Area middle school and elementary school students also come and spend the day. “Our students will do an aquaculture unit for the children, and it’s a really fun day. Some of the kids will plant, and others will collect eggs from the chickens. Our students run all the workshops.” The FFA students also visit local elementary schools to educate children about reptiles and how to care for them. These experiences meet the students’ education and FFA obligations, while providing an active and ongoing presence in the communities they serve. It’s even a good way to recruit future FFA members!

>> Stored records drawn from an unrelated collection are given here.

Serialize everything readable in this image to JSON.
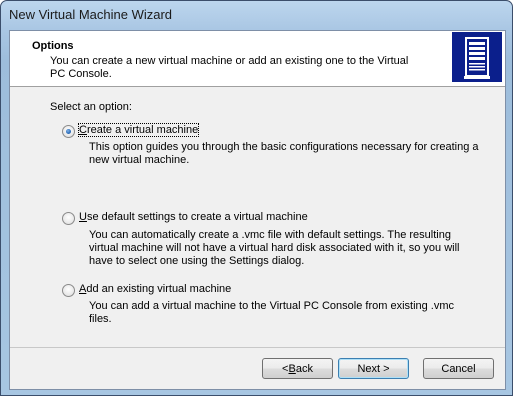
{
  "window": {
    "title": "New Virtual Machine Wizard"
  },
  "header": {
    "title": "Options",
    "description": "You can create a new virtual machine or add an existing one to the Virtual PC Console.",
    "icon": "server-tower-icon"
  },
  "body": {
    "prompt": "Select an option:",
    "options": [
      {
        "label_accel": "C",
        "label_rest": "reate a virtual machine",
        "description": "This option guides you through the basic configurations necessary for creating a new virtual machine.",
        "checked": true
      },
      {
        "label_accel": "U",
        "label_rest": "se default settings to create a virtual machine",
        "description": "You can automatically create a .vmc file with default settings. The resulting virtual machine will not have a virtual hard disk associated with it, so you will have to select one using the Settings dialog.",
        "checked": false
      },
      {
        "label_accel": "A",
        "label_rest": "dd an existing virtual machine",
        "description": "You can add a virtual machine to the Virtual PC Console from existing .vmc files.",
        "checked": false
      }
    ]
  },
  "footer": {
    "back_prefix": "< ",
    "back_accel": "B",
    "back_rest": "ack",
    "next_label": "Next >",
    "cancel_label": "Cancel"
  }
}
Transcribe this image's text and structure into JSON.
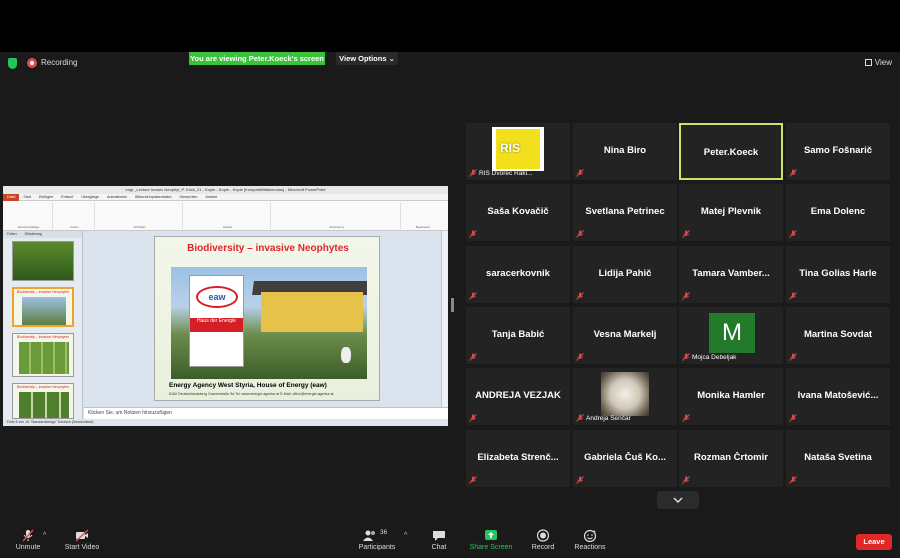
{
  "topbar": {
    "recording": "Recording",
    "viewing_banner": "You are viewing Peter.Koeck's screen",
    "view_options": "View Options ⌄",
    "view": "View"
  },
  "shared_screen": {
    "window_title": "engl._Lecture Invasiv Neophyt_P. Köck_21 - Kopie - Kopie - Kopie [Kompatibilitätsmodus] - Microsoft PowerPoint",
    "ribbon_tabs": [
      "Datei",
      "Start",
      "Einfügen",
      "Entwurf",
      "Übergänge",
      "Animationen",
      "Bildschirmpräsentation",
      "Überprüfen",
      "Ansicht"
    ],
    "ribbon_groups": [
      "Zwischenablage",
      "Folien",
      "Schriftart",
      "Absatz",
      "Zeichnung",
      "Bearbeiten"
    ],
    "panel_tabs": [
      "Folien",
      "Gliederung"
    ],
    "slide_title": "Biodiversity – invasive Neophytes",
    "slide_sign_logo": "eaw",
    "slide_sign_text": "Haus der Energie",
    "slide_caption": "Energy Agency West Styria, House of Energy (eaw)",
    "slide_address": "8160 Deutschlandsberg Grazerstraße 9a  Tel: www.energie.agentur.at   E-Mail: office@energie.agentur.at",
    "thumb_titles": [
      "Biodiversity – invasive Neophytes",
      "Biodiversity – invasive Neophytes",
      "Biodiversity – invasive Neophytes"
    ],
    "notes_placeholder": "Klicken Sie, um Notizen hinzuzufügen",
    "status_left": "Folie 5 von 16   \"Standarddesign\"   Deutsch (Deutschland)"
  },
  "participants": [
    {
      "name": "",
      "label": "RIS Dvorec Raki...",
      "logo": "RIS",
      "muted": true
    },
    {
      "name": "Nina Biro",
      "muted": true
    },
    {
      "name": "Peter.Koeck",
      "muted": false,
      "active_speaker": true
    },
    {
      "name": "Samo Fošnarič",
      "muted": true
    },
    {
      "name": "Saša Kovačič",
      "muted": true
    },
    {
      "name": "Svetlana Petrinec",
      "muted": true
    },
    {
      "name": "Matej Plevnik",
      "muted": true
    },
    {
      "name": "Ema Dolenc",
      "muted": true
    },
    {
      "name": "saracerkovnik",
      "muted": true
    },
    {
      "name": "Lidija Pahič",
      "muted": true
    },
    {
      "name": "Tamara  Vamber...",
      "muted": true
    },
    {
      "name": "Tina Golias Harle",
      "muted": true
    },
    {
      "name": "Tanja Babić",
      "muted": true
    },
    {
      "name": "Vesna Markelj",
      "muted": true
    },
    {
      "name": "",
      "label": "Mojca Debeljak",
      "avatar_letter": "M",
      "muted": true
    },
    {
      "name": "Martina Sovdat",
      "muted": true
    },
    {
      "name": "ANDREJA VEZJAK",
      "muted": true
    },
    {
      "name": "",
      "label": "Andreja Senčar",
      "photo": "flower",
      "muted": true
    },
    {
      "name": "Monika Hamler",
      "muted": true
    },
    {
      "name": "Ivana  Matošević...",
      "muted": true
    },
    {
      "name": "Elizabeta  Strenč...",
      "muted": true
    },
    {
      "name": "Gabriela Čuš Ko...",
      "muted": true
    },
    {
      "name": "Rozman Črtomir",
      "muted": true
    },
    {
      "name": "Nataša Svetina",
      "muted": true
    }
  ],
  "toolbar": {
    "unmute": "Unmute",
    "start_video": "Start Video",
    "participants": "Participants",
    "participants_count": "36",
    "chat": "Chat",
    "share_screen": "Share Screen",
    "record": "Record",
    "reactions": "Reactions",
    "leave": "Leave"
  },
  "colors": {
    "viewing_banner": "#3ac23a",
    "active_speaker_border": "#cbe36a",
    "share_screen_icon": "#23c55e",
    "leave": "#e02828",
    "muted_icon": "#e34b4b"
  }
}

Each year, the students prepare a brochure about the program that is mailed to every eighth-grader in the area, and they hold an open house for potential students. At the state level, the group advocates for agricultural education at the governor’s mansion, where the governor holds an annual fundraiser to promote locally grown products.  Many state legislators attend the event, where they find Harris Center students promoting their Farm to Chef and No Child Left Inside programs.

When they’re not out in the community, the students also run their own flower shop. “Every class puts out a brochure each year,” Edwards says. “Last year we did eight weddings!” They also market the program, make money, and fulfill SAE requirements through the shop. “For Valentine’s Day, we literally spend two days here working day and night. We do bouquets, balloons and flowers, and we do a secret valentine program at school,” Edwards says.

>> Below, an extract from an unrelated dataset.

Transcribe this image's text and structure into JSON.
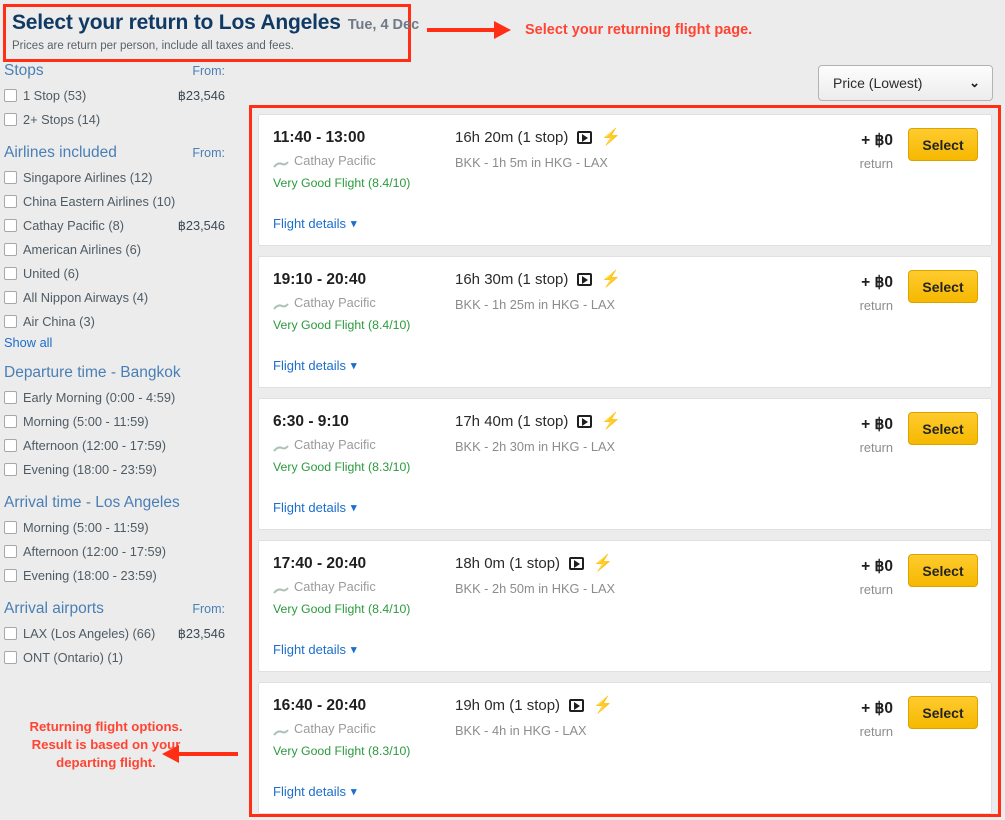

The school farm is also a source of income and SAE credits. “We’ve been featured in the news quite a bit. We’re doing a school lunch program, and we were showcased on two television news programs for what we do with our farm. We raise lettuce and basil here, and the cafeteria uses that for their salads and basil pizza,” Edwards says.

Whatever their activities, the students and teachers are sure to inform the schools, community leaders and area media. Whenever possible, the work is planned and implemented by the students themselves. “We try to step back and let the kids take the leadership role,” Edwards says. The group also plans the entire year’s activities in the summer, including their community events and their marketing and advocacy efforts.

Sharing your chapter’s story takes planning, but with some quick and continuous communication that incorporates the efforts of students, community members and alumni, you can truly enhance the success of your students and your program. In so doing, you’ll turn marketing and communications from “one more thing you have to do” into “the one thing you wouldn’t live without.”